In a competitive market dairy production will shift to that region which is the most productive. Thus, this paper reports the measurement of productivity of dairy production in the various states of the U.S using recent Census data and non-parametric Malmquist index techniques. These are total factor productivity measures that do not require the assumption of cost or profit maximization behavior for aggregation. The Malmquist approach utilizes distance functions and can be used to measure technical and efficiency differences over time and between regions at a point in time. Using two output and six input variables, the distance functions were calculated via linear programming methods. The scalar values from those distance functions were used to calculate indexes for efficiency, technical, and productivity changes across the time periods. Individual state estimates of changes in efficiency, technology, and productivity from 1987 to 1992 were computed, divided by 1987 values. Over these states the average increase in productivity was 3.6 percent, or about 0.7 percent per year. Almost all of the productivity increase occurred from technological change, since the average increase in efficiency was only 0.1 percent. Technological change averaged 3.5 percent over the five year period, or about 0.7 percent each year. Ifthere is a significant decrease in the number of farms in a state, it might be expected that the remaining farms are more efficient, under the assumption that the least efficient farms are those that exit the industry. This was tested by regressing the percent change in efficiency on the percent change in farm numbers. The results were statistically insignificant. Likewise, if the output of the average farm increased it might be expected that efficiency might fall. This was tested by regressing the percent change in efficiency on the percent change in output per farm. Again the results were statistically insignificant. It was further expected that states that increased output per farm might have done so by using new technology. This was tested by regressing percent technological change on the percent change in output per farm. These results were also statistically insignificant.
WP 1999-08 April 1999

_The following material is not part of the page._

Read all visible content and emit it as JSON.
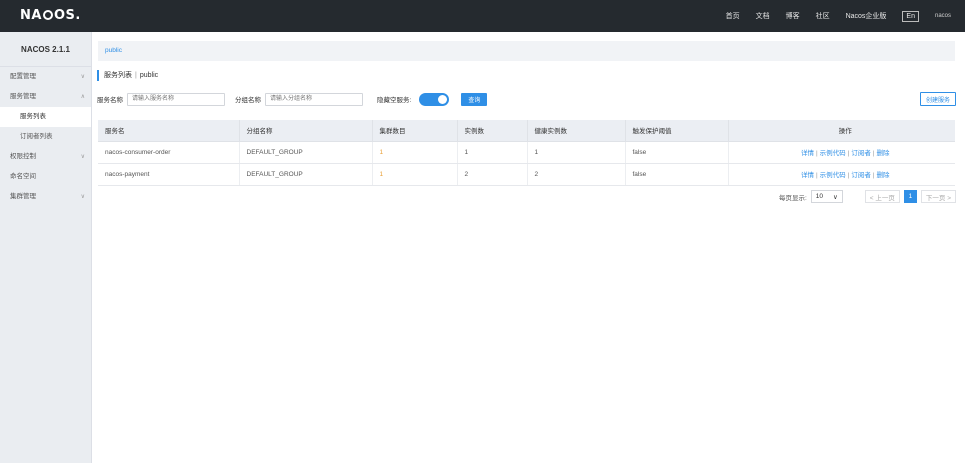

Charles H. Dyson School of Applied Economics and Management, Cornell University